Immune thrombocytopenia (ITP) is an acquired bleeding disorder characterized by antibody-mediated platelet destruction. Different mechanisms have been suggested to explain accelerated platelet clearance and impaired thrombopoiesis, but the pathophysiology of ITP has yet to be fully delineated. In this study, we tested 2 mouse models of immune-mediated thrombocytopenia using the rat anti-mouse GPIba monoclonal antibody 5A7, generated in our laboratory. After a single IV administration of high-dose (2 mg/kg) 5A7, opsonized platelets were rapidly cleared from the circulation into the spleen and liver; this was associated with rapid upregulation of thrombopoietin (TPO) messenger RNA. In contrast, subcutaneous administration of low-dose 5A7 (0.08-0.16 mg/kg) every 3 days gradually lowered the platelet count; in this case, opsonized platelets were observed only in the spleen, and TPO levels remained unaltered. Interestingly, in both models, the 5A7 antibody was found on the surface of, as well as internalized to, bone marrow megakaryocytes. Consequently, platelets generated in the chronic phase of repeated subcutaneous 5A7 administration model showed reduced GPIba membrane expression on their surface. Our findings indicate that evaluation of platelet surface GPIba relative to platelet size may be a useful marker to support the diagnosis of anti-GPIba antibody-induced ITP.

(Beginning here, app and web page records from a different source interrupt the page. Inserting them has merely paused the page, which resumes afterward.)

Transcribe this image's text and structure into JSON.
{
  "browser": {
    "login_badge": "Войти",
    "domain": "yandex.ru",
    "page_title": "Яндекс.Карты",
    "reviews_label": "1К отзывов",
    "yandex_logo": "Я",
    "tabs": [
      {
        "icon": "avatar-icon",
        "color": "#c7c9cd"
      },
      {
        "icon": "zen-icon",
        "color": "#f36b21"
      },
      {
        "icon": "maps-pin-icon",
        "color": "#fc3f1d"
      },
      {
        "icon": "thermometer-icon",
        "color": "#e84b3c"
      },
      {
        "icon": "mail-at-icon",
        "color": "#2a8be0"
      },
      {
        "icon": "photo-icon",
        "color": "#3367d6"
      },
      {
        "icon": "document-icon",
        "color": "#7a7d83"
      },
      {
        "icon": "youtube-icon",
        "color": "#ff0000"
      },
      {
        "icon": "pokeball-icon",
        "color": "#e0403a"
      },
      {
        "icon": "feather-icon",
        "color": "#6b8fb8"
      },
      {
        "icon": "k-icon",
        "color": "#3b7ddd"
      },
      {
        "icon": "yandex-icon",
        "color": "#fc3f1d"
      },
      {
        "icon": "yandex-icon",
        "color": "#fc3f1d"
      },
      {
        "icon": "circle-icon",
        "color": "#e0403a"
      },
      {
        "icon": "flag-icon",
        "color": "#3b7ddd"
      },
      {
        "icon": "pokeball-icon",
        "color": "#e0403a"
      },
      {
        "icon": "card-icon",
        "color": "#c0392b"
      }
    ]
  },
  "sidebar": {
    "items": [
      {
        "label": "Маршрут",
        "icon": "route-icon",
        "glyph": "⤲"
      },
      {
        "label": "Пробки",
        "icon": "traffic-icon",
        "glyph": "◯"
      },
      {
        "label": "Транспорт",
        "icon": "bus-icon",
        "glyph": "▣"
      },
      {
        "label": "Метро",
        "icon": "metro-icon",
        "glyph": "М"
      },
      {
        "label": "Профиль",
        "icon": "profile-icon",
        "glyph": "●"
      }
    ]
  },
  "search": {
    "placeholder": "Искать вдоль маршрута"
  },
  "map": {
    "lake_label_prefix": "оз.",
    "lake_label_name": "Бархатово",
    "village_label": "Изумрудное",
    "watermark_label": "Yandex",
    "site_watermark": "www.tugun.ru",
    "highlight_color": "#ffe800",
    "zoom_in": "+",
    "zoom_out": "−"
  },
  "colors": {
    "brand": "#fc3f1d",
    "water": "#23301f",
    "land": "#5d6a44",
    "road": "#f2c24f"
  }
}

All Science Journal Classification (ASJC) codes
- Cell Biology